That would have been 1985 or 1986, Ronald Reagan’s America. Communism was a living rival then. Stories of our relative material success, of our system’s ability to deliver far better lives, even to the “working classes”, than the Communists, were a matter of national security. Matt Yglesias lived his 16th year in a very different world. America was triumphant and forging the “Washington consensus”. “Right-sizing” had already been invented as a euphemism for firing people. The project that Reagan had begun by “standing up to” the nation’s air traffic controllers was well underway. If a young Matt Yglesias had the misfortune of chatting with me in, say 1997, I would have had little good to say to him about labor unions but would have enthused about the transformative power of free markets and technology. I like to think of myself as unconventional, but I like to think a lot of things. I think it fair to say that the conventional wisdom that surrounded a curious, very bright teenager in 1997 would have been different from what I experienced a decade earlier, for better and for worse. I think this matters, it affects us all a lot more than we think it does.
Anyway, I really did giggle when I realized that an argument I thought of as conventional wisdom about how America proved Marx wrong sounded, perhaps because my audience was of a different generation, vaguely Marxist.
I’m not taking issue at all with the substance of Yglesias’ post, which I think is smart and quite right. Health care costs are millions of people’s livelihood, and inefficient health care costs are a big part of that. Much of how modern economies survive is by protecting information problems and barriers to competition that sustain overpayments. This broadens the wealth distribution while permitting recipients the fiction that flows of purchasing power involve no transfers (“welfare”), only proud, self-reliant income. The theory of labor unions and the theory of an inefficient health sector are identical, except one is more transparent and the other has proved more capable of buying political protection. The problem, in both cases, is not that there are transfers, but whether the distribution of transfers — to whom, from whom — is wise and fair. By forcing ourselves to pretend there are no transfers, we prevent ourselves from even posing the question.

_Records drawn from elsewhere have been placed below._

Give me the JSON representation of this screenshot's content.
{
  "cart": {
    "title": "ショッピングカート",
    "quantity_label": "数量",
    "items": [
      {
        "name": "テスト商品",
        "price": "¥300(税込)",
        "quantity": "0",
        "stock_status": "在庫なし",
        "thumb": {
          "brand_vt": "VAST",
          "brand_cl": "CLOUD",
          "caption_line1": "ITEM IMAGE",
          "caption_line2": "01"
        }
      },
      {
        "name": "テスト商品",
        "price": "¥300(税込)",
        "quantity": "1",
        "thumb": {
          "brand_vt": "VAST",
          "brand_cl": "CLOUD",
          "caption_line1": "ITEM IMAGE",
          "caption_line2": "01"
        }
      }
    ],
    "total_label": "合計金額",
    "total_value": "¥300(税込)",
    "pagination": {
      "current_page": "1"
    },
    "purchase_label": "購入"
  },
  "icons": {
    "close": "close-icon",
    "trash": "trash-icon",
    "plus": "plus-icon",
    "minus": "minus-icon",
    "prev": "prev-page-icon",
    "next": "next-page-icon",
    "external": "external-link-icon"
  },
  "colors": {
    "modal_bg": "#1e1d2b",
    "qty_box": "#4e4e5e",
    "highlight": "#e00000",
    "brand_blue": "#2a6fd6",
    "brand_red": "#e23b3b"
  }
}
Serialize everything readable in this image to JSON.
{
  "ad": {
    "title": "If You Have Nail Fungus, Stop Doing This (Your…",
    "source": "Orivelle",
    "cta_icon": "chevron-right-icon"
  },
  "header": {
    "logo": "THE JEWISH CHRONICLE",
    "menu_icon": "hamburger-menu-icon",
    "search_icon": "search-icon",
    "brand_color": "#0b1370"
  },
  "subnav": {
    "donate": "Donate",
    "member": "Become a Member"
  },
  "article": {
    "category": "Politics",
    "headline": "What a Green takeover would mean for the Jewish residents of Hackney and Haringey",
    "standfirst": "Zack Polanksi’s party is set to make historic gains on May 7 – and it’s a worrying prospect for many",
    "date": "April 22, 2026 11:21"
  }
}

Perhaps I am a creature of the conventional wisdom of my day, but I want to tell it strong. It is not those who advocate, but those who prevent, stabilizing transfers of purchasing power, who are the true Marxists. These self-styled capitalists do not espouse Marx’s theories, but they do something much worse: They perform them. They behave in precisely the way that Marx expected capitalists to behave. They cripple the American system’s greatest strength — its ingenuity, flexibility, adaptability. They prevent the sort of collective action through which earlier generations proved that capitalism could made be consonant with decent, stable, and broadly prosperous societies. In doing so, they risk proving Marx right.
Update: Not unusually, commenters have had much more interesting things to say than I’ve said. Nicholas Gruen @ Club Troppo has made a full post of an excellent comment by Indy. Also, Arnold Kling has responded.
- 21-February-2011, 7:45 a.m. EST: Added bold up about Nicholas Gruen hoising Indy’s post, and noting Arnold Kling’s response